Thursday, 18 August 2011


Fair and gentle reader, I shall communicate with you one of the many words that really irk me.  Not irk as in, "I am mildly annoyed, I shall ignore you til you go away,", but irked as in "I will kill you now with whatever implement I lay my hand on first!  A penny!  I shall kill you with a penny!"


What does this word mean to you?  Perhaps you find it perfectly acceptable, a gender definition that does not kowtow to da Man, does not associate itself with the old fashioned name for the female race.

It makes me think of the Wombles, but that is a recent discovery.

I absolutely detest this word.  To me it means that to be feminist, as I consider myself to be, I now have to identify myself as a womb.  I am my organs, I am the parts of the sum.

*sigh.  Deep breath*

I refuse to use this word to identify myself.  I am not just a womb, an organ to produce offspring, although I do want to use my womb sometime to produce said chicklets.  I am a woman, a person in possesion of thought, emotion, strength and self-awareness.  I am the sum of all my parts, and to single out one as being more important than another is absurd.  Ludicrous even when you consider that "Wombyn" is a female invention, as if we didn't have enough trouble getting men to think of us as something other then a nice place to deploy their soldiers and bear them hundreds of fat children.

I am woman, not wombyn or womyn (that last annoys me too), and I am an artist, a daughter, a significant other.  I am a witch, a philosopher, a wordsmith (I hope), and a darned feminist!

And now I shall end this rant with a little ditty...

"Underground, overground wombling free!  The Wombles of Wimbledon Common are we!"....

Sunday, 7 August 2011

The Night The Shit Hit The Proverbial Fan

Well my fair and gentle readers, what a weekend eh?  When my Llama Rama and I came up to London for my mother's birthday outing at our favourite local restaurant San Marco, little did we expect a show as well as dinner.  For right outside the windows we were treated to the first few sights of the Tottenham riots, as youths in hoodies and scarves gathered and proceeded to fell a bollard by the railway bridge.  One can only assume now that they had thought to use it as a weapon, but was too heavy, having cement still attached and being made of solid metal.

We had no clue as to what was going on, being sans radio or TV set.  But drifting over the raised railway tracks we could see black smoke, from what I can now say with confidence were the police cars that the mob first set alight.  Of course we did not know this, and carried on with our meal.

We observed, thinking why were people gathering (as it had been some time since the football match at Spurs had ended), why were buses and traffic being turned round.  It was late when we left the restaurant, and could see that there was something wrong in the way that gangs of youths had gathered in front of shops.  It was when we saw them try to break in en masse that we decided a safer distance was required. 

We walked up Bruce Grove to Bruce Castle Museum, and were there picked up and driven to where we were staying for the night, a house owned by friends, near Wood Green.  My Llama Rama did try to get the news on the telly, but alas, we only got terrestrial and there was no news.  We had no idea what was happening around us, so ended up watching a bit of Watchmen before retiring to bed for the night.

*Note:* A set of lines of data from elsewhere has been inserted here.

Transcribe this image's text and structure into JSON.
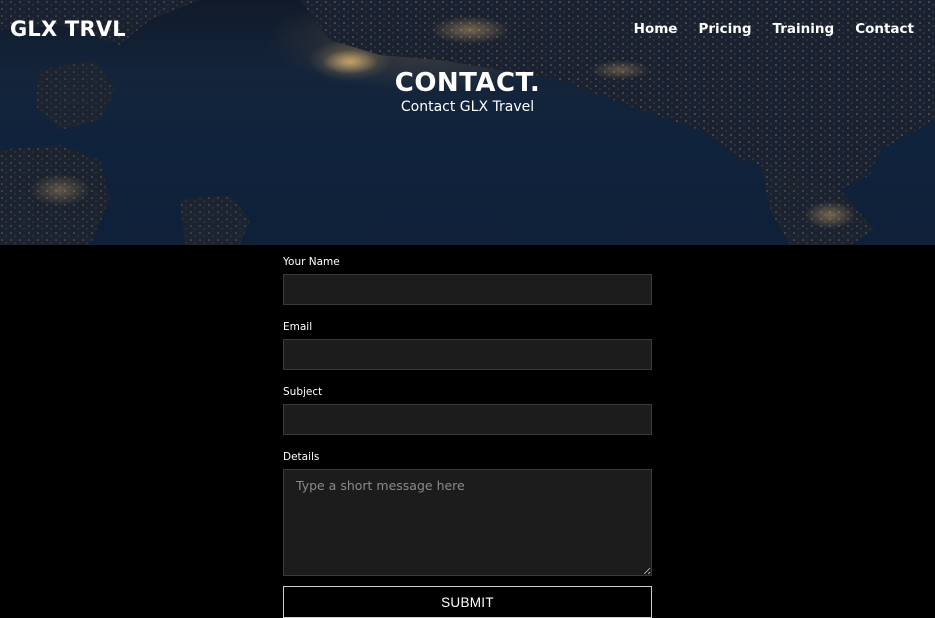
{
  "nav": {
    "logo": "GLX TRVL",
    "links": [
      "Home",
      "Pricing",
      "Training",
      "Contact"
    ]
  },
  "hero": {
    "title": "CONTACT.",
    "subtitle": "Contact GLX Travel"
  },
  "form": {
    "name_label": "Your Name",
    "name_value": "",
    "email_label": "Email",
    "email_value": "",
    "subject_label": "Subject",
    "subject_value": "",
    "details_label": "Details",
    "details_placeholder": "Type a short message here",
    "submit_label": "SUBMIT"
  },
  "colors": {
    "page_background": "#000000",
    "input_background": "#1c1c1c",
    "text": "#ffffff"
  }
}
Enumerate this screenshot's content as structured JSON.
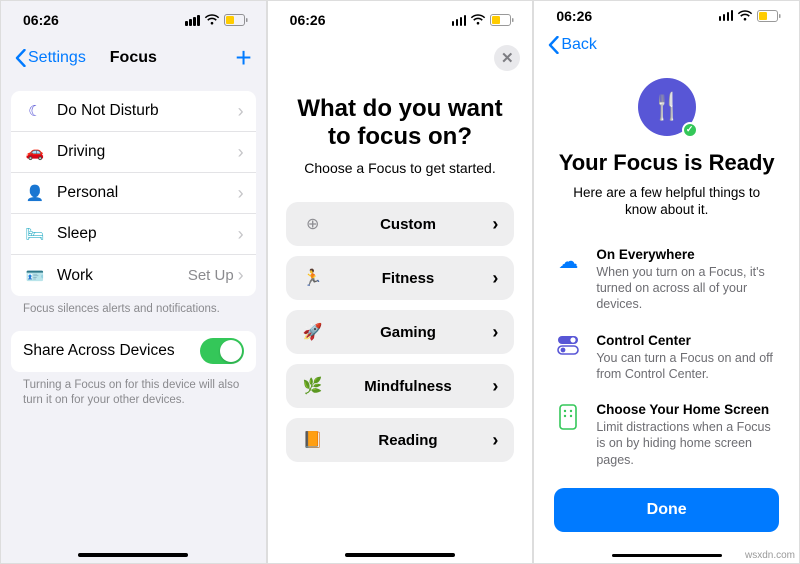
{
  "status": {
    "time": "06:26"
  },
  "screen1": {
    "back_label": "Settings",
    "title": "Focus",
    "items": [
      {
        "label": "Do Not Disturb",
        "detail": ""
      },
      {
        "label": "Driving",
        "detail": ""
      },
      {
        "label": "Personal",
        "detail": ""
      },
      {
        "label": "Sleep",
        "detail": ""
      },
      {
        "label": "Work",
        "detail": "Set Up"
      }
    ],
    "footer1": "Focus silences alerts and notifications.",
    "share_label": "Share Across Devices",
    "footer2": "Turning a Focus on for this device will also turn it on for your other devices."
  },
  "screen2": {
    "title": "What do you want to focus on?",
    "subtitle": "Choose a Focus to get started.",
    "options": [
      {
        "label": "Custom",
        "icon": "plus-circle"
      },
      {
        "label": "Fitness",
        "icon": "running",
        "color": "#34c759"
      },
      {
        "label": "Gaming",
        "icon": "rocket",
        "color": "#0a84ff"
      },
      {
        "label": "Mindfulness",
        "icon": "leaf",
        "color": "#30b0c7"
      },
      {
        "label": "Reading",
        "icon": "book",
        "color": "#ff9500"
      }
    ]
  },
  "screen3": {
    "back_label": "Back",
    "title": "Your Focus is Ready",
    "subtitle": "Here are a few helpful things to know about it.",
    "rows": [
      {
        "title": "On Everywhere",
        "body": "When you turn on a Focus, it's turned on across all of your devices."
      },
      {
        "title": "Control Center",
        "body": "You can turn a Focus on and off from Control Center."
      },
      {
        "title": "Choose Your Home Screen",
        "body": "Limit distractions when a Focus is on by hiding home screen pages."
      }
    ],
    "done_label": "Done"
  },
  "watermark": "wsxdn.com"
}
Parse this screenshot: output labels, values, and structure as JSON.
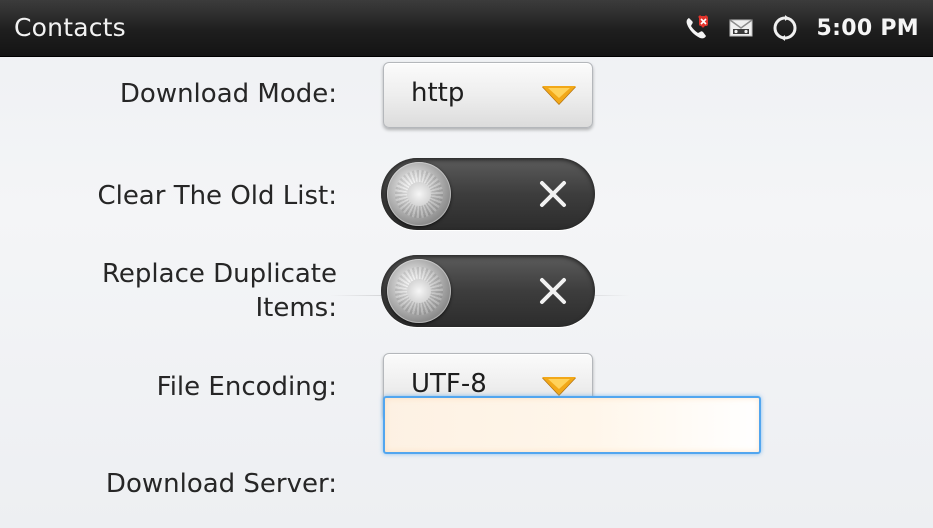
{
  "status_bar": {
    "title": "Contacts",
    "time": "5:00 PM",
    "icons": [
      "missed-call-icon",
      "voicemail-icon",
      "sync-icon"
    ]
  },
  "form": {
    "download_mode": {
      "label": "Download Mode:",
      "value": "http"
    },
    "clear_old_list": {
      "label": "Clear The Old List:",
      "state": "off"
    },
    "replace_duplicates": {
      "label_line1": "Replace Duplicate",
      "label_line2": "Items:",
      "state": "off"
    },
    "file_encoding": {
      "label": "File Encoding:",
      "value": "UTF-8"
    },
    "download_server": {
      "label": "Download Server:",
      "value": ""
    }
  },
  "colors": {
    "accent_arrow": "#f2a818",
    "focus_border": "#52a6ef",
    "status_bar_bg": "#1e1e1e",
    "missed_call_red": "#e0342c"
  }
}
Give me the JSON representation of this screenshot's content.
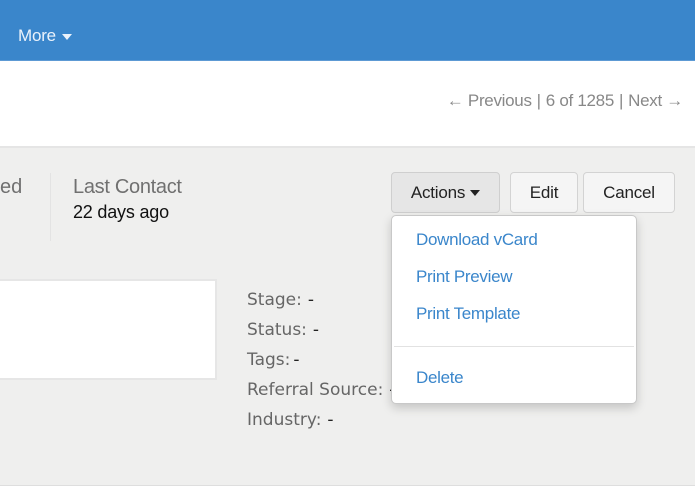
{
  "topbar": {
    "more_label": "More",
    "bg_color": "#3a86cb"
  },
  "pager": {
    "previous_label": "← Previous",
    "position": "6 of 1285",
    "next_label": "Next →",
    "separator": "|"
  },
  "summary": {
    "truncated_text": "ed",
    "last_contact_label": "Last Contact",
    "last_contact_value": "22 days ago"
  },
  "buttons": {
    "actions_label": "Actions",
    "edit_label": "Edit",
    "cancel_label": "Cancel"
  },
  "actions_menu": {
    "items": [
      {
        "label": "Download vCard"
      },
      {
        "label": "Print Preview"
      },
      {
        "label": "Print Template"
      },
      {
        "label": "Delete"
      }
    ],
    "link_color": "#3a86cb"
  },
  "fields": [
    {
      "label": "Stage:",
      "value": "-"
    },
    {
      "label": "Status:",
      "value": "-"
    },
    {
      "label": "Tags:",
      "value": "-"
    },
    {
      "label": "Referral Source:",
      "value": "-"
    },
    {
      "label": "Industry:",
      "value": "-"
    }
  ]
}
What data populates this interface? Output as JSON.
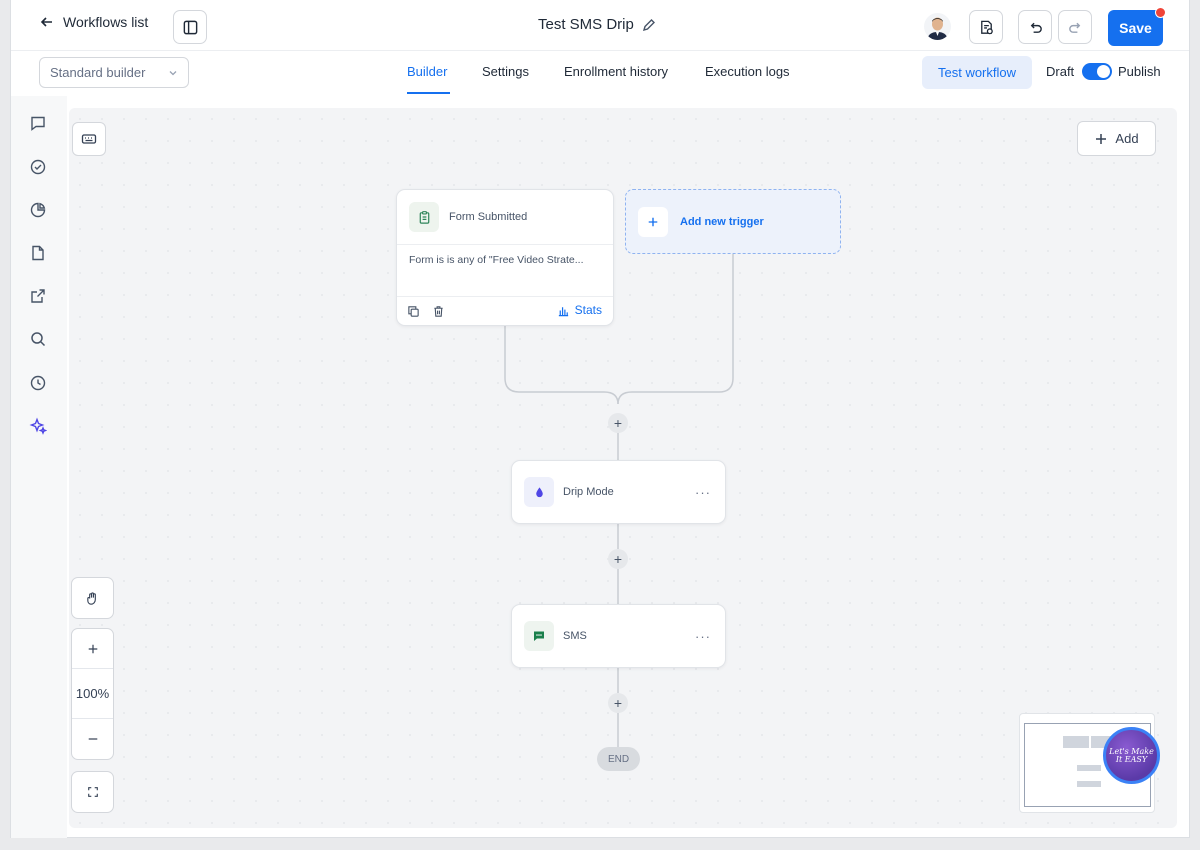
{
  "header": {
    "back_label": "Workflows list",
    "workflow_title": "Test SMS Drip",
    "save_label": "Save"
  },
  "subheader": {
    "builder_mode": "Standard builder",
    "tabs": [
      {
        "label": "Builder",
        "active": true
      },
      {
        "label": "Settings",
        "active": false
      },
      {
        "label": "Enrollment history",
        "active": false
      },
      {
        "label": "Execution logs",
        "active": false
      }
    ],
    "test_label": "Test workflow",
    "draft_label": "Draft",
    "publish_label": "Publish",
    "publish_toggle_on": true
  },
  "canvas": {
    "add_label": "Add",
    "trigger": {
      "title": "Form Submitted",
      "condition": "Form is is any of \"Free Video Strate...",
      "stats_label": "Stats"
    },
    "new_trigger_label": "Add new trigger",
    "actions": [
      {
        "label": "Drip Mode",
        "icon": "drop-icon"
      },
      {
        "label": "SMS",
        "icon": "sms-icon"
      }
    ],
    "end_label": "END",
    "zoom_label": "100%"
  },
  "badge_text": "Let's Make It EASY",
  "colors": {
    "primary": "#1570ef",
    "save_notification": "#f04438",
    "canvas_bg": "#f3f4f6",
    "sms_icon": "#1a7f4b",
    "drip_icon": "#4f46e5"
  }
}
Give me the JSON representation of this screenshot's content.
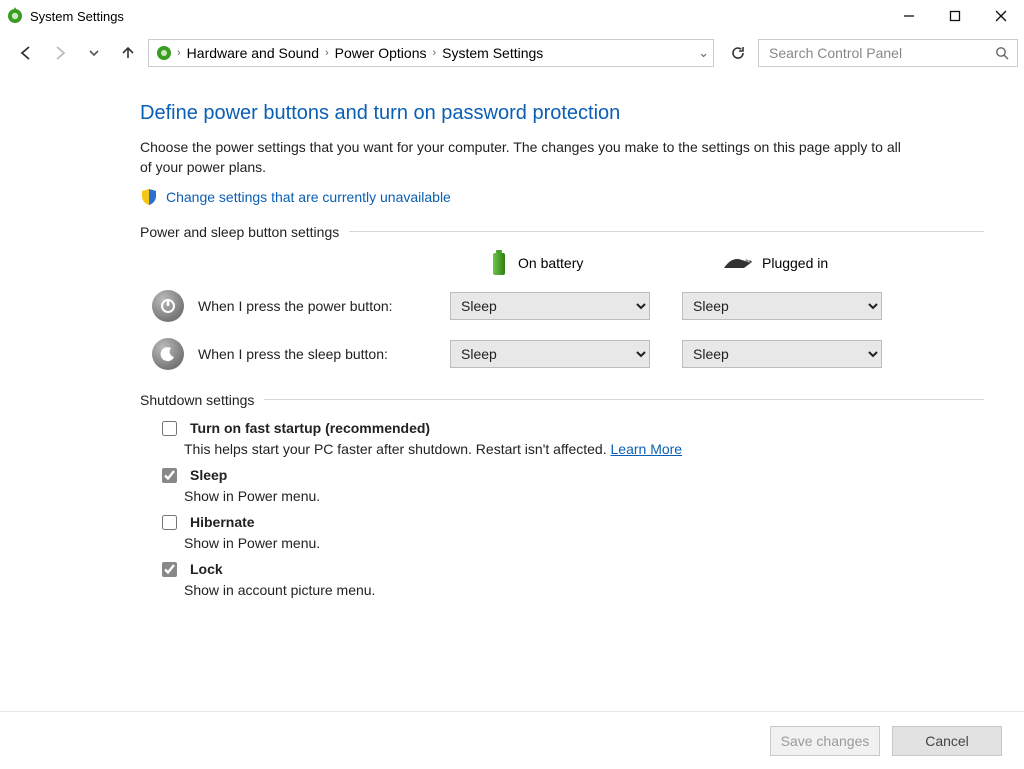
{
  "window": {
    "title": "System Settings"
  },
  "breadcrumb": {
    "item1": "Hardware and Sound",
    "item2": "Power Options",
    "item3": "System Settings"
  },
  "search": {
    "placeholder": "Search Control Panel"
  },
  "page": {
    "title": "Define power buttons and turn on password protection",
    "intro": "Choose the power settings that you want for your computer. The changes you make to the settings on this page apply to all of your power plans.",
    "change_link": "Change settings that are currently unavailable"
  },
  "power_section": {
    "label": "Power and sleep button settings",
    "col_battery": "On battery",
    "col_plugged": "Plugged in",
    "row_power_label": "When I press the power button:",
    "row_sleep_label": "When I press the sleep button:",
    "power_battery": "Sleep",
    "power_plugged": "Sleep",
    "sleep_battery": "Sleep",
    "sleep_plugged": "Sleep"
  },
  "shutdown_section": {
    "label": "Shutdown settings",
    "fast_startup_label": "Turn on fast startup (recommended)",
    "fast_startup_sub_a": "This helps start your PC faster after shutdown. Restart isn't affected. ",
    "fast_startup_sub_link": "Learn More",
    "sleep_label": "Sleep",
    "sleep_sub": "Show in Power menu.",
    "hibernate_label": "Hibernate",
    "hibernate_sub": "Show in Power menu.",
    "lock_label": "Lock",
    "lock_sub": "Show in account picture menu."
  },
  "footer": {
    "save": "Save changes",
    "cancel": "Cancel"
  }
}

And then dear friends, the real fun started.  And not what you might think either, you dirty minded little things.

As we were drifting off to sleep, the sounds of someone trying to break in woke us, loud bangs echoing throughout the house.  It sounded as if it was coming from the front door.

We jumped up and my Llama Rama rang the police while barricading the bedroom door with the bed, as we were the only ones in this strange house.  I peeked through the blinds and saw a man standing outside in a hoody and scarf.  He looked up and must have seen me, as the next moment he was gone.

The police advised us to wait, to stay in our room until officers could arrive, but of course the police were busy with the riots.  They rang us back half an hour later to say that no one was coming, and as we had not heard anything for the duration of that time, we decided to survey the house (my Llama Rama had his belt wrapped round his fist to protect his lady and himself, just in case).  From what we could see, it was all clear.  No damage to the front door, where we thought the sounds had come from.  Nothing from the garden either.  We decided to settle back in front of the telly until we felt we could get back to sleep.

And in the morning we finally found the damage that had been done by the would-be burglars.  The back sliding door had been hit repeatedly with a rock, cracking the double glazing.  Thankfully they had not been able to gain entry, though from the look of the glass, they had given it a pretty good try. 

We surveyed the garden and saw that they had come over the garden wall, as the house we were in was on a corner.  They had scrapped off the cement on top of the wall, in which had been embedded shards of glass.  Taking advantage of the absence of the police no doubt.

But as true Brits, we prepared our breakfast and sat out in said garden, having informed and checked on our friends next door, as the gardens were connected by a gap in the fence.  And then attended on my mother as it was her birthday and we were having lunch and profiterole cake.

At the moment my dears, I am watching the news and lamenting the fact that, the first time I come to London in ages, for my mother's birthday no less, a bloody riot breaks out and my love and I almost become victims of robbery. 

Charming eh.